▶ [Problem description]: The required result is a line count: how many lines in this data hold the word "있습니다". Give only that.
*** Opening of Excerpted records ***
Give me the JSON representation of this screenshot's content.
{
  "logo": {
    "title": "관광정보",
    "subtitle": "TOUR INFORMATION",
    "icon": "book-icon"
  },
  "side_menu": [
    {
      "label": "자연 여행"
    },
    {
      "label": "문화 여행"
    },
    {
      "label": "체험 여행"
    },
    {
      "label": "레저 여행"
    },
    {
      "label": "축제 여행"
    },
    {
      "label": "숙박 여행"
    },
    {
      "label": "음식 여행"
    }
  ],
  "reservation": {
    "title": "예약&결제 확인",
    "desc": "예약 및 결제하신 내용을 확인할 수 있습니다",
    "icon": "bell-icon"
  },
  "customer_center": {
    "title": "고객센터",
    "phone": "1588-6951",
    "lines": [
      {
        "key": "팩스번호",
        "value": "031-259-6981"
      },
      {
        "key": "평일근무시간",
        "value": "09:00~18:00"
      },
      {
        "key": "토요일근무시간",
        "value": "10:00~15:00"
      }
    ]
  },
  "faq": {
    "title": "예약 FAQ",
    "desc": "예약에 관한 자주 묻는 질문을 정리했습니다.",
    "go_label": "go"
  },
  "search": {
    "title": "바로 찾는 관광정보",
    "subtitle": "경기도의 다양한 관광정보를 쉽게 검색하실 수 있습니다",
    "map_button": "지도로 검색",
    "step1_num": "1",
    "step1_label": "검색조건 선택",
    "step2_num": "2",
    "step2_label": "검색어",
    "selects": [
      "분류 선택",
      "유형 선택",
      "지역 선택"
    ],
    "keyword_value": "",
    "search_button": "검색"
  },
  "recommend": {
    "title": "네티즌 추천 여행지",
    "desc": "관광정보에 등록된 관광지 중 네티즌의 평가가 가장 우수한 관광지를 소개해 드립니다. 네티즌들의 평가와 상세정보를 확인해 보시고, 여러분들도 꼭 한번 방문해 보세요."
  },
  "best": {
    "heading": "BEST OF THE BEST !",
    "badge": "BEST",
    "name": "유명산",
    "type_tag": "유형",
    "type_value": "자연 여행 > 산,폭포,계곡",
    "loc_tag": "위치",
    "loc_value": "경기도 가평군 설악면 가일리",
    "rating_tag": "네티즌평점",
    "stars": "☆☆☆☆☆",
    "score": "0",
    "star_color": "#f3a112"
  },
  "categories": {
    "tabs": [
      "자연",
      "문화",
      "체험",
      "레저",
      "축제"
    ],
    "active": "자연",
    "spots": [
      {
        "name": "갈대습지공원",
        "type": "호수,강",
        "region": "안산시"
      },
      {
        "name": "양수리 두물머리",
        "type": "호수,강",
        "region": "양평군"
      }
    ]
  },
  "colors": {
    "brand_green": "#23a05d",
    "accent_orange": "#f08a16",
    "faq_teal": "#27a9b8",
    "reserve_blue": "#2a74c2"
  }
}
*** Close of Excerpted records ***
▶ [Solution]: 2